Supplied data Start Marker

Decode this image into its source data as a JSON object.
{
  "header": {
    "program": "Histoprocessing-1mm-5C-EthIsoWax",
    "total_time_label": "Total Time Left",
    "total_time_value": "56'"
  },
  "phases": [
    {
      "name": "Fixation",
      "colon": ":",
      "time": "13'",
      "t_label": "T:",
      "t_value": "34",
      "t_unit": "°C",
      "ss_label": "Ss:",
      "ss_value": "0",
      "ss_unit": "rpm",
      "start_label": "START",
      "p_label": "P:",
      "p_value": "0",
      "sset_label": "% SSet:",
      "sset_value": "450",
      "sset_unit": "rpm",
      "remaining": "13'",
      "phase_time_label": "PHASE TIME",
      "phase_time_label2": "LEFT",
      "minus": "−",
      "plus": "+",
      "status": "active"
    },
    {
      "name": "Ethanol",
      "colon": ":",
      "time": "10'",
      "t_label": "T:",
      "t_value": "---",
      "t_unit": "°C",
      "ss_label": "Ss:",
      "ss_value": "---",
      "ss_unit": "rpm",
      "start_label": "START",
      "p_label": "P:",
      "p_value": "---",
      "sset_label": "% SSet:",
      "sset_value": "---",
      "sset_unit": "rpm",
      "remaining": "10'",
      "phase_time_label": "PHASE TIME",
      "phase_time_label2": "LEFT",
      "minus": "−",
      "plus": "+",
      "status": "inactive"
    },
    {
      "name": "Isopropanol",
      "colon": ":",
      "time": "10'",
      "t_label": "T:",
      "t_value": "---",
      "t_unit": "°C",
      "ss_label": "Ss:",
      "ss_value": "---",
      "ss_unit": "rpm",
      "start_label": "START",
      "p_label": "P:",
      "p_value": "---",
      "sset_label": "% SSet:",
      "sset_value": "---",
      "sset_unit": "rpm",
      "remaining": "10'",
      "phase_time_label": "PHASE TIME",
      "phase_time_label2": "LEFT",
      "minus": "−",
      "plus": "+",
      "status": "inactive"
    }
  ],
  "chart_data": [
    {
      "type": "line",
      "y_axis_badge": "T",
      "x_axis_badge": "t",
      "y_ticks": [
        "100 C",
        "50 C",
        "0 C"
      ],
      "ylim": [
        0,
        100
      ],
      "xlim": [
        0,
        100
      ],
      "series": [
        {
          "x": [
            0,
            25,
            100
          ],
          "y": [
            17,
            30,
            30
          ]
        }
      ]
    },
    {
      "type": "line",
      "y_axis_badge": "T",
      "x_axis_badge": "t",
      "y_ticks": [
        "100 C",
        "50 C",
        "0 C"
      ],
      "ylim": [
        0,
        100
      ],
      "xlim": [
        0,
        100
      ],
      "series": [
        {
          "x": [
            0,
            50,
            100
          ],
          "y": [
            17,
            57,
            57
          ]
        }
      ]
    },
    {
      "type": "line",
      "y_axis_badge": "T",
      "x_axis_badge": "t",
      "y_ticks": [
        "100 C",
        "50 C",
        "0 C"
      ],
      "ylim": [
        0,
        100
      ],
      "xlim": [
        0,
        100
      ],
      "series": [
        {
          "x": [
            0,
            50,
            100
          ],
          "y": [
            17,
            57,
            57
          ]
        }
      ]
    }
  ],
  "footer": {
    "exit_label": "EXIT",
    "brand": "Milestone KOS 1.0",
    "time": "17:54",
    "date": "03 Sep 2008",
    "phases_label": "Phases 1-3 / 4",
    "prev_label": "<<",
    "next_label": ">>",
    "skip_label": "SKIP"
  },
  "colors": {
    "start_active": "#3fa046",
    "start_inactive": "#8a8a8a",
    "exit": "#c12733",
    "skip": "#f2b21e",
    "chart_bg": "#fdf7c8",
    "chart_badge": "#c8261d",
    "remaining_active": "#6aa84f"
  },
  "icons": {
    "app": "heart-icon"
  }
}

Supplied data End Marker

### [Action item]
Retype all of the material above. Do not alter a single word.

### [Output of the exercise]
Decode this image into its source data as a JSON object.
{
  "header": {
    "program": "Histoprocessing-1mm-5C-EthIsoWax",
    "total_time_label": "Total Time Left",
    "total_time_value": "56'"
  },
  "phases": [
    {
      "name": "Fixation",
      "colon": ":",
      "time": "13'",
      "t_label": "T:",
      "t_value": "34",
      "t_unit": "°C",
      "ss_label": "Ss:",
      "ss_value": "0",
      "ss_unit": "rpm",
      "start_label": "START",
      "p_label": "P:",
      "p_value": "0",
      "sset_label": "% SSet:",
      "sset_value": "450",
      "sset_unit": "rpm",
      "remaining": "13'",
      "phase_time_label": "PHASE TIME",
      "phase_time_label2": "LEFT",
      "minus": "−",
      "plus": "+",
      "status": "active"
    },
    {
      "name": "Ethanol",
      "colon": ":",
      "time": "10'",
      "t_label": "T:",
      "t_value": "---",
      "t_unit": "°C",
      "ss_label": "Ss:",
      "ss_value": "---",
      "ss_unit": "rpm",
      "start_label": "START",
      "p_label": "P:",
      "p_value": "---",
      "sset_label": "% SSet:",
      "sset_value": "---",
      "sset_unit": "rpm",
      "remaining": "10'",
      "phase_time_label": "PHASE TIME",
      "phase_time_label2": "LEFT",
      "minus": "−",
      "plus": "+",
      "status": "inactive"
    },
    {
      "name": "Isopropanol",
      "colon": ":",
      "time": "10'",
      "t_label": "T:",
      "t_value": "---",
      "t_unit": "°C",
      "ss_label": "Ss:",
      "ss_value": "---",
      "ss_unit": "rpm",
      "start_label": "START",
      "p_label": "P:",
      "p_value": "---",
      "sset_label": "% SSet:",
      "sset_value": "---",
      "sset_unit": "rpm",
      "remaining": "10'",
      "phase_time_label": "PHASE TIME",
      "phase_time_label2": "LEFT",
      "minus": "−",
      "plus": "+",
      "status": "inactive"
    }
  ],
  "chart_data": [
    {
      "type": "line",
      "y_axis_badge": "T",
      "x_axis_badge": "t",
      "y_ticks": [
        "100 C",
        "50 C",
        "0 C"
      ],
      "ylim": [
        0,
        100
      ],
      "xlim": [
        0,
        100
      ],
      "series": [
        {
          "x": [
            0,
            25,
            100
          ],
          "y": [
            17,
            30,
            30
          ]
        }
      ]
    },
    {
      "type": "line",
      "y_axis_badge": "T",
      "x_axis_badge": "t",
      "y_ticks": [
        "100 C",
        "50 C",
        "0 C"
      ],
      "ylim": [
        0,
        100
      ],
      "xlim": [
        0,
        100
      ],
      "series": [
        {
          "x": [
            0,
            50,
            100
          ],
          "y": [
            17,
            57,
            57
          ]
        }
      ]
    },
    {
      "type": "line",
      "y_axis_badge": "T",
      "x_axis_badge": "t",
      "y_ticks": [
        "100 C",
        "50 C",
        "0 C"
      ],
      "ylim": [
        0,
        100
      ],
      "xlim": [
        0,
        100
      ],
      "series": [
        {
          "x": [
            0,
            50,
            100
          ],
          "y": [
            17,
            57,
            57
          ]
        }
      ]
    }
  ],
  "footer": {
    "exit_label": "EXIT",
    "brand": "Milestone KOS 1.0",
    "time": "17:54",
    "date": "03 Sep 2008",
    "phases_label": "Phases 1-3 / 4",
    "prev_label": "<<",
    "next_label": ">>",
    "skip_label": "SKIP"
  },
  "colors": {
    "start_active": "#3fa046",
    "start_inactive": "#8a8a8a",
    "exit": "#c12733",
    "skip": "#f2b21e",
    "chart_bg": "#fdf7c8",
    "chart_badge": "#c8261d",
    "remaining_active": "#6aa84f"
  },
  "icons": {
    "app": "heart-icon"
  }
}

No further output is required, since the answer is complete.